### To do
Your answer should be the entire listing, printed exactly.

### Input for this task
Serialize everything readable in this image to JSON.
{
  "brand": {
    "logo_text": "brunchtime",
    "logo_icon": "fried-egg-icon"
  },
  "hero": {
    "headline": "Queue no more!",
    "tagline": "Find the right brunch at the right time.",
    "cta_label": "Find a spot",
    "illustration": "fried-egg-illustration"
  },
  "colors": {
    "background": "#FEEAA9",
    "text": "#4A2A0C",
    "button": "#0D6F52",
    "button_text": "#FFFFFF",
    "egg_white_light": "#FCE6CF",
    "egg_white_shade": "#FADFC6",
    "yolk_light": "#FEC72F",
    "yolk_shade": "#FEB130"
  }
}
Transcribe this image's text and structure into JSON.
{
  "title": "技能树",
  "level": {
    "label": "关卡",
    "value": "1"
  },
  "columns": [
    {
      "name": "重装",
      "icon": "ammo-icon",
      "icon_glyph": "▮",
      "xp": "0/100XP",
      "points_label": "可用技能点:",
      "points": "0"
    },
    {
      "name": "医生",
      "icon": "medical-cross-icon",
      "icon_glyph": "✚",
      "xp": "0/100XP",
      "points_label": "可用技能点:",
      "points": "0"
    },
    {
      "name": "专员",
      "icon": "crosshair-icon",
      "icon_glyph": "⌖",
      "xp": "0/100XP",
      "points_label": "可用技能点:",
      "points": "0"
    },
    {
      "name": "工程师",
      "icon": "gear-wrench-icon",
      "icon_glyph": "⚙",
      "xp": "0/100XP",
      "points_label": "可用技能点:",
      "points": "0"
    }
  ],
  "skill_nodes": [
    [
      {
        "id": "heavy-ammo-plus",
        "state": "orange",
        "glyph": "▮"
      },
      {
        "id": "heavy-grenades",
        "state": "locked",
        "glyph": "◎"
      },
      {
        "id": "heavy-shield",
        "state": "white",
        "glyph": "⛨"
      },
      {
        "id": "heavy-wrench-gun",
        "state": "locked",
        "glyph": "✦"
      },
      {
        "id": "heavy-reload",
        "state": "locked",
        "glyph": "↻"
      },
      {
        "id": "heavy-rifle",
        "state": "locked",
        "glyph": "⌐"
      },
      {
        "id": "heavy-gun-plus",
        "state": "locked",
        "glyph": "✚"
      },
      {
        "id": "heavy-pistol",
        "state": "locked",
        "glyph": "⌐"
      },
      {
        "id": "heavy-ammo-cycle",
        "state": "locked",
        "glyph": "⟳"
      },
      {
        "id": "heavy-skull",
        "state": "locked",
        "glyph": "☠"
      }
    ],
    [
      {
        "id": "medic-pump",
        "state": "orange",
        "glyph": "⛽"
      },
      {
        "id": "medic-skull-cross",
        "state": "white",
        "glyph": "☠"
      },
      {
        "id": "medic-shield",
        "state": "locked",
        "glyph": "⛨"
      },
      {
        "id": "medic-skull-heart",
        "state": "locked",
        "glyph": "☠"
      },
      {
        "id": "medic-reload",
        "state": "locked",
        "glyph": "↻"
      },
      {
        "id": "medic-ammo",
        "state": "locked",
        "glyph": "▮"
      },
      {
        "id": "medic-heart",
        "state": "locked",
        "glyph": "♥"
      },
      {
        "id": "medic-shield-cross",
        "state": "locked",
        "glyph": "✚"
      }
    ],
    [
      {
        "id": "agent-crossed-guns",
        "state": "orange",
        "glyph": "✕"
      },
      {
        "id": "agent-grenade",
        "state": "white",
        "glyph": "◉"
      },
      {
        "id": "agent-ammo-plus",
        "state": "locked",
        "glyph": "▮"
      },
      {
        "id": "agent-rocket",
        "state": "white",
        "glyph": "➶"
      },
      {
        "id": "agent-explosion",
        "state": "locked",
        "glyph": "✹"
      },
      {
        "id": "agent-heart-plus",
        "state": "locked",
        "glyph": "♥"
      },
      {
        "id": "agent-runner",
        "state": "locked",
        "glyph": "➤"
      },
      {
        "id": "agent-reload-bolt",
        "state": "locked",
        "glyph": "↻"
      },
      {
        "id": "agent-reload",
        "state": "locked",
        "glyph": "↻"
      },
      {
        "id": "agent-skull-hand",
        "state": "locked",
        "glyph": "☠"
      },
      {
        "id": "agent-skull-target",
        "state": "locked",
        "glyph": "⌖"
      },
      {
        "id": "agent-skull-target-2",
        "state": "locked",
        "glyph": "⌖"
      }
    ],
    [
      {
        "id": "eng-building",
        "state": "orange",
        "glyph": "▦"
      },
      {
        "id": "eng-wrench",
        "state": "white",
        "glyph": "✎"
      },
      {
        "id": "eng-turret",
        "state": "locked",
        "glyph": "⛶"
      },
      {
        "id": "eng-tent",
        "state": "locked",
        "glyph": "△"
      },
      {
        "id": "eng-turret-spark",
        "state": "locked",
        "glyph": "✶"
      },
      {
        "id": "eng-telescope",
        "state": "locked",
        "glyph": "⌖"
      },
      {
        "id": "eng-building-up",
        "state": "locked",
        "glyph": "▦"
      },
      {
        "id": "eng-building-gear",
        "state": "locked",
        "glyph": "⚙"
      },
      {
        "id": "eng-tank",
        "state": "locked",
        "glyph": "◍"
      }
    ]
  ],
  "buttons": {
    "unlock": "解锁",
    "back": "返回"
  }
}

### Answer
Serialize everything readable in this image to JSON.
{
  "brand": {
    "logo_text": "brunchtime",
    "logo_icon": "fried-egg-icon"
  },
  "hero": {
    "headline": "Queue no more!",
    "tagline": "Find the right brunch at the right time.",
    "cta_label": "Find a spot",
    "illustration": "fried-egg-illustration"
  },
  "colors": {
    "background": "#FEEAA9",
    "text": "#4A2A0C",
    "button": "#0D6F52",
    "button_text": "#FFFFFF",
    "egg_white_light": "#FCE6CF",
    "egg_white_shade": "#FADFC6",
    "yolk_light": "#FEC72F",
    "yolk_shade": "#FEB130"
  }
}
Transcribe this image's text and structure into JSON.
{
  "title": "技能树",
  "level": {
    "label": "关卡",
    "value": "1"
  },
  "columns": [
    {
      "name": "重装",
      "icon": "ammo-icon",
      "icon_glyph": "▮",
      "xp": "0/100XP",
      "points_label": "可用技能点:",
      "points": "0"
    },
    {
      "name": "医生",
      "icon": "medical-cross-icon",
      "icon_glyph": "✚",
      "xp": "0/100XP",
      "points_label": "可用技能点:",
      "points": "0"
    },
    {
      "name": "专员",
      "icon": "crosshair-icon",
      "icon_glyph": "⌖",
      "xp": "0/100XP",
      "points_label": "可用技能点:",
      "points": "0"
    },
    {
      "name": "工程师",
      "icon": "gear-wrench-icon",
      "icon_glyph": "⚙",
      "xp": "0/100XP",
      "points_label": "可用技能点:",
      "points": "0"
    }
  ],
  "skill_nodes": [
    [
      {
        "id": "heavy-ammo-plus",
        "state": "orange",
        "glyph": "▮"
      },
      {
        "id": "heavy-grenades",
        "state": "locked",
        "glyph": "◎"
      },
      {
        "id": "heavy-shield",
        "state": "white",
        "glyph": "⛨"
      },
      {
        "id": "heavy-wrench-gun",
        "state": "locked",
        "glyph": "✦"
      },
      {
        "id": "heavy-reload",
        "state": "locked",
        "glyph": "↻"
      },
      {
        "id": "heavy-rifle",
        "state": "locked",
        "glyph": "⌐"
      },
      {
        "id": "heavy-gun-plus",
        "state": "locked",
        "glyph": "✚"
      },
      {
        "id": "heavy-pistol",
        "state": "locked",
        "glyph": "⌐"
      },
      {
        "id": "heavy-ammo-cycle",
        "state": "locked",
        "glyph": "⟳"
      },
      {
        "id": "heavy-skull",
        "state": "locked",
        "glyph": "☠"
      }
    ],
    [
      {
        "id": "medic-pump",
        "state": "orange",
        "glyph": "⛽"
      },
      {
        "id": "medic-skull-cross",
        "state": "white",
        "glyph": "☠"
      },
      {
        "id": "medic-shield",
        "state": "locked",
        "glyph": "⛨"
      },
      {
        "id": "medic-skull-heart",
        "state": "locked",
        "glyph": "☠"
      },
      {
        "id": "medic-reload",
        "state": "locked",
        "glyph": "↻"
      },
      {
        "id": "medic-ammo",
        "state": "locked",
        "glyph": "▮"
      },
      {
        "id": "medic-heart",
        "state": "locked",
        "glyph": "♥"
      },
      {
        "id": "medic-shield-cross",
        "state": "locked",
        "glyph": "✚"
      }
    ],
    [
      {
        "id": "agent-crossed-guns",
        "state": "orange",
        "glyph": "✕"
      },
      {
        "id": "agent-grenade",
        "state": "white",
        "glyph": "◉"
      },
      {
        "id": "agent-ammo-plus",
        "state": "locked",
        "glyph": "▮"
      },
      {
        "id": "agent-rocket",
        "state": "white",
        "glyph": "➶"
      },
      {
        "id": "agent-explosion",
        "state": "locked",
        "glyph": "✹"
      },
      {
        "id": "agent-heart-plus",
        "state": "locked",
        "glyph": "♥"
      },
      {
        "id": "agent-runner",
        "state": "locked",
        "glyph": "➤"
      },
      {
        "id": "agent-reload-bolt",
        "state": "locked",
        "glyph": "↻"
      },
      {
        "id": "agent-reload",
        "state": "locked",
        "glyph": "↻"
      },
      {
        "id": "agent-skull-hand",
        "state": "locked",
        "glyph": "☠"
      },
      {
        "id": "agent-skull-target",
        "state": "locked",
        "glyph": "⌖"
      },
      {
        "id": "agent-skull-target-2",
        "state": "locked",
        "glyph": "⌖"
      }
    ],
    [
      {
        "id": "eng-building",
        "state": "orange",
        "glyph": "▦"
      },
      {
        "id": "eng-wrench",
        "state": "white",
        "glyph": "✎"
      },
      {
        "id": "eng-turret",
        "state": "locked",
        "glyph": "⛶"
      },
      {
        "id": "eng-tent",
        "state": "locked",
        "glyph": "△"
      },
      {
        "id": "eng-turret-spark",
        "state": "locked",
        "glyph": "✶"
      },
      {
        "id": "eng-telescope",
        "state": "locked",
        "glyph": "⌖"
      },
      {
        "id": "eng-building-up",
        "state": "locked",
        "glyph": "▦"
      },
      {
        "id": "eng-building-gear",
        "state": "locked",
        "glyph": "⚙"
      },
      {
        "id": "eng-tank",
        "state": "locked",
        "glyph": "◍"
      }
    ]
  ],
  "buttons": {
    "unlock": "解锁",
    "back": "返回"
  }
}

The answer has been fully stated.